May 26, 2020, 09:13 AM by Tina Depko
McMaster University professor Eric Brown has been awarded a Killam Research Fellowship.

McMaster University professor Eric Brown has been awarded a Killam Research Fellowship.

The distinguished program of Killam Prizes and Killam Research Fellowships is run by the Canada Council for the Arts and recognizes active scholars and researchers who have dedicated their careers to pushing the boundaries of knowledge and meeting challenges faced in daily life.  

The Killam Research Fellowships support scholars of exceptional ability by granting them time to pursue research projects of broad significance and widespread interest within the disciplines of the humanities, social sciences, natural sciences, health sciences, engineering, or studies linking any of these disciplines. The fellowship, one of six awarded nationally, is valued at $140,000 over two years.

“I’m honoured and enthusiastic to focus my efforts exclusively on research,” said Brown, a distinguished university professor of biochemistry and biomedical sciences and a member of the Michael G. DeGroote Institute for Infectious Disease Research at McMaster. “The Fellowship comes at an opportune time when my research team and I are making really exciting progress.”

Brown was selected for his project focused on a fresh approach to antibacterial drug discovery for drug-resistant infections.

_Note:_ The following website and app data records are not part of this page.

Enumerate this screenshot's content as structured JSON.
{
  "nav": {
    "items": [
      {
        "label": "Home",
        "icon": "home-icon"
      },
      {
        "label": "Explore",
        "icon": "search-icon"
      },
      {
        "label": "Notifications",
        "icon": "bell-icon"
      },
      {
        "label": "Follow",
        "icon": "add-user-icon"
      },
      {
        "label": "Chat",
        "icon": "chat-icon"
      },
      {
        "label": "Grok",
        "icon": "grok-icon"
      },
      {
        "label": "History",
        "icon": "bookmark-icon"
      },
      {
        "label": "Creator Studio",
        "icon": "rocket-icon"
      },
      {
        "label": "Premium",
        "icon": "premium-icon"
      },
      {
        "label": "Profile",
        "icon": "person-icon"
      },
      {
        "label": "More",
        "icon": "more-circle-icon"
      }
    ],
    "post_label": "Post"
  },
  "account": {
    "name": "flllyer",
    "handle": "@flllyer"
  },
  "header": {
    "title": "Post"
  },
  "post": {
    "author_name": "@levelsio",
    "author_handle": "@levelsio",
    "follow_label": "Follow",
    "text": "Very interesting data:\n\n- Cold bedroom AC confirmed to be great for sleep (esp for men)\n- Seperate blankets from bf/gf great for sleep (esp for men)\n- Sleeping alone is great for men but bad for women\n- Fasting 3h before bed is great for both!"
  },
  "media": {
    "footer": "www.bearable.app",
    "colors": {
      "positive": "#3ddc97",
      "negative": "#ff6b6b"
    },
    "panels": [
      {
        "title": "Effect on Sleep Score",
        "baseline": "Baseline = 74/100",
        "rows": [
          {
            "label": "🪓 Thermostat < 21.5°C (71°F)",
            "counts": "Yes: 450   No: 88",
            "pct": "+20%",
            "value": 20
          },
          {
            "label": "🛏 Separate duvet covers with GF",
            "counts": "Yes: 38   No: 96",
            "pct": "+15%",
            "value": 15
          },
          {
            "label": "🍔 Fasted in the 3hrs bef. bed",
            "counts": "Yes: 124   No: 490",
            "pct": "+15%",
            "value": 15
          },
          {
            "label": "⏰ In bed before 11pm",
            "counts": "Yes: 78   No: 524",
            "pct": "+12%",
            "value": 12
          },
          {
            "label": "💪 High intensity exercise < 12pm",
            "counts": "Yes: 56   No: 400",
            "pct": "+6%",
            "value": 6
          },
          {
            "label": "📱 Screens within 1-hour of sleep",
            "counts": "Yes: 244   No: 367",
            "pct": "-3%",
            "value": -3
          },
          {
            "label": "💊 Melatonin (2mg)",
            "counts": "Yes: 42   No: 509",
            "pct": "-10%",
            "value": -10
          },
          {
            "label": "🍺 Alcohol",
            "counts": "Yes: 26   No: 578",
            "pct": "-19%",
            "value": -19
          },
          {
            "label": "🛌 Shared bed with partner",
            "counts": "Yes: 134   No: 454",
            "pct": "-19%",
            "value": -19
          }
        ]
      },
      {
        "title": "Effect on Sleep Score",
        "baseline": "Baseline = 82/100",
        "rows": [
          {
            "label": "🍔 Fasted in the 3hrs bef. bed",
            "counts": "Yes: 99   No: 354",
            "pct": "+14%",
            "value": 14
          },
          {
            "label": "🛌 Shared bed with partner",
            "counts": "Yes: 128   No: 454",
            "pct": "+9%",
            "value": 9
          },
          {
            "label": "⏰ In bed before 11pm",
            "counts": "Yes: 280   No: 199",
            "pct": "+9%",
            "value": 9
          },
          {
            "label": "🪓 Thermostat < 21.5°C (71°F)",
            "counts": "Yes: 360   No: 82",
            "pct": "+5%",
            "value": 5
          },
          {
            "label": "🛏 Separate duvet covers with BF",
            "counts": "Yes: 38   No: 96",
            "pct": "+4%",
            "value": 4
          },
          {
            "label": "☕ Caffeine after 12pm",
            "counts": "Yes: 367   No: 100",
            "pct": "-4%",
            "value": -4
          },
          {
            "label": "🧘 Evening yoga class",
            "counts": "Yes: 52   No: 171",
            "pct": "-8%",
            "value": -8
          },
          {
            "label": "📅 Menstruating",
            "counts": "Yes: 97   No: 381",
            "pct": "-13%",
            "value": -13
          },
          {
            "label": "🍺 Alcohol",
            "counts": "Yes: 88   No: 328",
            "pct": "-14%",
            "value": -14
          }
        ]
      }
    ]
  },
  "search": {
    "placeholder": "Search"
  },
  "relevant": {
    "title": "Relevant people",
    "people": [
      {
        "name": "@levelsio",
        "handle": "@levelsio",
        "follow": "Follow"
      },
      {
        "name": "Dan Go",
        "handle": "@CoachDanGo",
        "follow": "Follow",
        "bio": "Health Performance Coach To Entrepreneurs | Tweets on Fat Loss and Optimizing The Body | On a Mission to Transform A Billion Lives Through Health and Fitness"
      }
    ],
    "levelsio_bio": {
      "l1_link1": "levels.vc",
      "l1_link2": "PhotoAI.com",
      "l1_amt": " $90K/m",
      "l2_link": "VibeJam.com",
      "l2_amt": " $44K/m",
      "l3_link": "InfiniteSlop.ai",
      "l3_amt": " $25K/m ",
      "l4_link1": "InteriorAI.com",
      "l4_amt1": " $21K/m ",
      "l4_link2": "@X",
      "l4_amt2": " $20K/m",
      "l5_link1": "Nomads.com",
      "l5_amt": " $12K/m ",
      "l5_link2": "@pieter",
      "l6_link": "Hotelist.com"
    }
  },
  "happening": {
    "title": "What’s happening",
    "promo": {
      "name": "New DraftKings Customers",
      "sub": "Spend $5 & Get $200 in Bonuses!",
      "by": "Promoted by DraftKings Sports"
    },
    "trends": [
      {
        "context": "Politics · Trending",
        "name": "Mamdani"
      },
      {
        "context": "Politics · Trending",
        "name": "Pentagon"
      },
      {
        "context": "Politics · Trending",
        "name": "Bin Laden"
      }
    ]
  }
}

“We are doing research on antibiotic drug resistance and new antibiotic drug discovery,” he said. “In fact, bacterial super-infection is a huge risk factor for COVID-19 mortality and there is much concern about the ability to treat drug-resistant bacterial infections in COVID-19 patients. Also, the increased antibiotic use that has accompanied the pandemic is generating concern as it may exacerbate the antibiotic drug resistance problem.”

Simon Brault, director and CEO of the Canada Council for the Arts, said: “As the entire world faces unprecedented challenges, our belief in the vital importance of advanced research is stronger than ever. That’s why it’s important to us to celebrate the excellence of scholars whose work contributes to improving the lives of Canadians and people all around the world.”